  • Never leave your baby alone without being supervised by an adult.
  • To prevent falls, ensure that the changing table or any surface you set them on for changing is stable.
  • Check the temperature of the bath and never let them splash about all by themselves, even in just a few centimetres of water.
  • Make sure that saucepan handles are not sticking out from the cooker, protect the oven door, and keep the iron out of their reach.
  • Fit sockets with socket covers and choose extension cords with child safety features.
  • Keep all detergents, medicines or anything your child may put in their mouth out of their reach.
  • Place detachable safety barriers at the top of stairs or in dangerous areas such as the kitchen, bathroom, etc.
  • Get all those around you to wash their hands when coming into your home, and don’t forget to wash them again before feeding baby: this will prevent them getting lots of little digestive troubles.

> Outside, your child’s only real protection is your own vigilance:

  • Watch out for water, which they will find attractive, whether it’s a swimming pool, the sea or a lake. Do not take your eyes off them.
  • Teach them not to put anything they find in their mouth, such as mud or insects. Put good shoes on them which properly support the ankle when you take them for a walk.
  • In the street: bear in mind that their field of vision is narrower than yours. They are not aware of danger and will instinctively run after their balloon or a friend. Hold them firmly by the hand, even if they protest.

> Explain to them why is it important to pay attention and why you are preventing them from putting themselves in danger. Allow them to touch certain objects while you watch over them, in order to teach them about danger.
Be patient: always repeat your warnings with the same words and the same gestures, so that they become used to them.






Breast milk is the ideal nutrition for your baby. It naturally contains everything your baby needs to grow.
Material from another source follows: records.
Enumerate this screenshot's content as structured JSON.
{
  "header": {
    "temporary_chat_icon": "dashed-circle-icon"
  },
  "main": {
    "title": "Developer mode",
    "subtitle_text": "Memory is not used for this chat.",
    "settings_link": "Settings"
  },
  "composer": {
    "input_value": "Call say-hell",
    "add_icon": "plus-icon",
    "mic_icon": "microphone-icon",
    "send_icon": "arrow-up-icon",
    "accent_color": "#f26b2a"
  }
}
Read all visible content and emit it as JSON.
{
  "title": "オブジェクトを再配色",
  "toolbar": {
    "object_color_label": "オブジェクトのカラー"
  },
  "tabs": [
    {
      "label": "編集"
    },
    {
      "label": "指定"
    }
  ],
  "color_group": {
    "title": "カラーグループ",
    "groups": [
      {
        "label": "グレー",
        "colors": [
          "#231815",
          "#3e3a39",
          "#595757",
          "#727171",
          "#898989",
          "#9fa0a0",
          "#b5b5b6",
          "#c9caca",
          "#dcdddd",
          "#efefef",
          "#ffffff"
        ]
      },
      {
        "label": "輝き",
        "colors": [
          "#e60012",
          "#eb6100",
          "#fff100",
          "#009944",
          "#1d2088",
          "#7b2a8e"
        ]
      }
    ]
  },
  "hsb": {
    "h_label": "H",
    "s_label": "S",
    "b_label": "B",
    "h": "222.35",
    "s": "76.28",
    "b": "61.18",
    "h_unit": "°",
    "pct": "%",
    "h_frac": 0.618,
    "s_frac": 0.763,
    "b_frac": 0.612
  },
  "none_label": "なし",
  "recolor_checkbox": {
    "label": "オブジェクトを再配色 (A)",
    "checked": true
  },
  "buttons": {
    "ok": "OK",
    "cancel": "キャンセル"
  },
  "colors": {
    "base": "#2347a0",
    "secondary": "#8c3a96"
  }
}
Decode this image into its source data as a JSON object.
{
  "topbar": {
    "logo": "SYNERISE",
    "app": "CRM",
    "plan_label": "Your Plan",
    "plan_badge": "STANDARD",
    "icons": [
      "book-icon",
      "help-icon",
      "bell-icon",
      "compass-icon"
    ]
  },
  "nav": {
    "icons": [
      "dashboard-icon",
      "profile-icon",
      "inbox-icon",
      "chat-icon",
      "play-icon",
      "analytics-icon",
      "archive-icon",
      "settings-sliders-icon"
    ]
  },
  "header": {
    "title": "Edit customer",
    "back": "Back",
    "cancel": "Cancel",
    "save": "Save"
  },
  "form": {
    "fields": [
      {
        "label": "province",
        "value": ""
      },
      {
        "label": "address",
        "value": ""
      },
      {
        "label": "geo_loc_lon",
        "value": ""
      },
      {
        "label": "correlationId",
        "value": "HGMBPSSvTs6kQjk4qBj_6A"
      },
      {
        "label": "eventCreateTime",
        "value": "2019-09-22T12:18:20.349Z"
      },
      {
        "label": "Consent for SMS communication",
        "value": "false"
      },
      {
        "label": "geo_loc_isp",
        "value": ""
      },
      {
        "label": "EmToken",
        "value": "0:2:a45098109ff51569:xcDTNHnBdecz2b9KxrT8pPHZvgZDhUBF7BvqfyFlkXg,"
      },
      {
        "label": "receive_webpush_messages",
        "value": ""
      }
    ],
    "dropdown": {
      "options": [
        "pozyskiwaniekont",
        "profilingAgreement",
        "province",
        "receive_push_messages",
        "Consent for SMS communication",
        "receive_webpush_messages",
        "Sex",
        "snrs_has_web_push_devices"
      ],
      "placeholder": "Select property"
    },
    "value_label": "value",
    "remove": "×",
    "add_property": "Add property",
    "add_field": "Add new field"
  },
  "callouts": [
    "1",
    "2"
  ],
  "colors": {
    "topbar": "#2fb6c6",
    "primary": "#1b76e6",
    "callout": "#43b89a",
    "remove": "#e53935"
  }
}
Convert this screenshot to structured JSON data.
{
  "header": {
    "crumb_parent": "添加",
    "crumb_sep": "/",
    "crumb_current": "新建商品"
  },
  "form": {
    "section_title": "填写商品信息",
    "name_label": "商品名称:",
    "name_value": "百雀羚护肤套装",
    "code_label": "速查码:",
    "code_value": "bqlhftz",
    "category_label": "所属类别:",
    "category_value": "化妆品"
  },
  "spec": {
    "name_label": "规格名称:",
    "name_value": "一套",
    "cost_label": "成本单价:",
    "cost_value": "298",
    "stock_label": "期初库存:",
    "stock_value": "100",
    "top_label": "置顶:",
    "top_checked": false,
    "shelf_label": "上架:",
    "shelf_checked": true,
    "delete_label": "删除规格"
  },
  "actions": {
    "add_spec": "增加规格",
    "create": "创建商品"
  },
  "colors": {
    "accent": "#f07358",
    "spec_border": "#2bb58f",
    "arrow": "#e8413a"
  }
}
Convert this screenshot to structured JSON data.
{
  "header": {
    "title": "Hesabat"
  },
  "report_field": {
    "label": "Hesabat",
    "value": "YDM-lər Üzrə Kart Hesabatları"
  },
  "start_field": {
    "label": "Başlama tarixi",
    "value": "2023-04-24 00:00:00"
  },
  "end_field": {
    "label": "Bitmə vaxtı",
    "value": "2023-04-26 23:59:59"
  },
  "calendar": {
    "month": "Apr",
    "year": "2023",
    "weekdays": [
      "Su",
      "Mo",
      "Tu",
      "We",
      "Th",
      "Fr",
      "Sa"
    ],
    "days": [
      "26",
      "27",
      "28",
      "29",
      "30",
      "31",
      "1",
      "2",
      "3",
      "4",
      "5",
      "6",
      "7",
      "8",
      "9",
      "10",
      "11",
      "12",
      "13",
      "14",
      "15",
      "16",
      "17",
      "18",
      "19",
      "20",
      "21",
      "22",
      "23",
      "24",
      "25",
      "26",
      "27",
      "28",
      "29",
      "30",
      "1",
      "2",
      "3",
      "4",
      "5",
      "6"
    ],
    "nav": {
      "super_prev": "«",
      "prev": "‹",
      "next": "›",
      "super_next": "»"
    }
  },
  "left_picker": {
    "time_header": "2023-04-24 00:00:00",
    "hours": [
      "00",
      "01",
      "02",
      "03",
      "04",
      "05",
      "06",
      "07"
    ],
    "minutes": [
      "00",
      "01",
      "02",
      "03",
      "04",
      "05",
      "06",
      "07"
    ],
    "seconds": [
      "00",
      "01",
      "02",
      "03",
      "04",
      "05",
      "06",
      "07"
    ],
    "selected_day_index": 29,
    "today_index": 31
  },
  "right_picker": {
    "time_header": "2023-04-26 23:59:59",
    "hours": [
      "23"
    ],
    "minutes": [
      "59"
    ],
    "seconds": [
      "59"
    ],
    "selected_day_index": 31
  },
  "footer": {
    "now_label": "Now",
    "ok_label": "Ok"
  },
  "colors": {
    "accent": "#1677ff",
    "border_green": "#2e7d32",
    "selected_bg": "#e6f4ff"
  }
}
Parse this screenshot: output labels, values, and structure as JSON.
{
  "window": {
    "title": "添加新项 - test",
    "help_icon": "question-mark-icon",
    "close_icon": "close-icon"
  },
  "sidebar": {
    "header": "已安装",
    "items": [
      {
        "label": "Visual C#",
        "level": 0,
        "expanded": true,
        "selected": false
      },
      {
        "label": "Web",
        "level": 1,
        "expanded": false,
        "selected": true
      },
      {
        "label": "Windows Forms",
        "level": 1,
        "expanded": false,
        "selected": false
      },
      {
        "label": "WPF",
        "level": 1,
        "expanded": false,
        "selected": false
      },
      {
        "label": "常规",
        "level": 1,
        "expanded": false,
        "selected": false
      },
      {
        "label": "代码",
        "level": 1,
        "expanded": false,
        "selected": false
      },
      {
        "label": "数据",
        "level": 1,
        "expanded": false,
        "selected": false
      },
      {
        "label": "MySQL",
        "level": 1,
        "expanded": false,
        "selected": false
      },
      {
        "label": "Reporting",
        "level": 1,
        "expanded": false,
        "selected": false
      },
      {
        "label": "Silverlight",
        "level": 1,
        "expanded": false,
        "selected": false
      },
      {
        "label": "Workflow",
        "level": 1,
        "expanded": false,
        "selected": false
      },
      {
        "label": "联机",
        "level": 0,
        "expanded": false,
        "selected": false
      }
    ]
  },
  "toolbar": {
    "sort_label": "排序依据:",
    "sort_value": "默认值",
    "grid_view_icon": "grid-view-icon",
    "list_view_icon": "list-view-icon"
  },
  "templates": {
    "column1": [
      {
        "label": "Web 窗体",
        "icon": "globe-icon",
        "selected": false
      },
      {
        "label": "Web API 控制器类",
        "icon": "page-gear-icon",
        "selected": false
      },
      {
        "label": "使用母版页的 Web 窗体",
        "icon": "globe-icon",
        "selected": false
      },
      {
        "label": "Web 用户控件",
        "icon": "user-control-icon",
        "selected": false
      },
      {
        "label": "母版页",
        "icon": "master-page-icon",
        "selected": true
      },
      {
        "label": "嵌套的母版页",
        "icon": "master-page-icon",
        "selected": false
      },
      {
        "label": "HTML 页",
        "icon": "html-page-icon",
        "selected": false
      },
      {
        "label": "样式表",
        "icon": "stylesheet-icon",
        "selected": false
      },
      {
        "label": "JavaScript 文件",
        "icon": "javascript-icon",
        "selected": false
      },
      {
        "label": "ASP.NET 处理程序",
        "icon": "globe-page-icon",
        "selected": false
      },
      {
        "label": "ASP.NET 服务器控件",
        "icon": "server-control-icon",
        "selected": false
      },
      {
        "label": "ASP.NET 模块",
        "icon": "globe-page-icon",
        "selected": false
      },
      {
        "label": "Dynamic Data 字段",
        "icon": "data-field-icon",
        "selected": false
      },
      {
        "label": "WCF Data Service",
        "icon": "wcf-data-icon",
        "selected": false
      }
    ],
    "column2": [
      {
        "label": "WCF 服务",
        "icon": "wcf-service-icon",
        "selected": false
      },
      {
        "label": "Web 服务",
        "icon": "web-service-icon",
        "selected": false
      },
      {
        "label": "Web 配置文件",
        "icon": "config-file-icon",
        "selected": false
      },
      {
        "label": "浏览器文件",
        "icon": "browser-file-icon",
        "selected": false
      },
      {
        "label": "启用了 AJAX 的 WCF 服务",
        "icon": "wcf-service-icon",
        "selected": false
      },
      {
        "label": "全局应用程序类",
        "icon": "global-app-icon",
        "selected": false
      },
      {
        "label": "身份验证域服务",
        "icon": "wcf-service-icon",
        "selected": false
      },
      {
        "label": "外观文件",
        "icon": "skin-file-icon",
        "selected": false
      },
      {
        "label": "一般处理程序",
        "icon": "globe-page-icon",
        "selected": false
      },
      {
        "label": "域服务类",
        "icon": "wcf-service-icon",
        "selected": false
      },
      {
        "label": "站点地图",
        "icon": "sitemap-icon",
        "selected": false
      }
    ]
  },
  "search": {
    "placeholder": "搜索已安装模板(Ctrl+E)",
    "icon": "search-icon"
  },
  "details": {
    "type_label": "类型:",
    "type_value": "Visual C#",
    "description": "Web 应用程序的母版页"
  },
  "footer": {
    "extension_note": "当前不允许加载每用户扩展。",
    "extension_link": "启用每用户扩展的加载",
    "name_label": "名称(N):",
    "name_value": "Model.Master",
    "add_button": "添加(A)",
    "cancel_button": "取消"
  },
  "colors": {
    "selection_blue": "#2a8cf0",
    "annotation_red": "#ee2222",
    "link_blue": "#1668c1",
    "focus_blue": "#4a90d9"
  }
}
The World Health Organisation (WHO) recommends feeding your baby exclusively with breast milk up to the age of 6 months. France Lait Laboratory supports this recommendation & therefore prohibits all communication on infant formulas (0-6 months).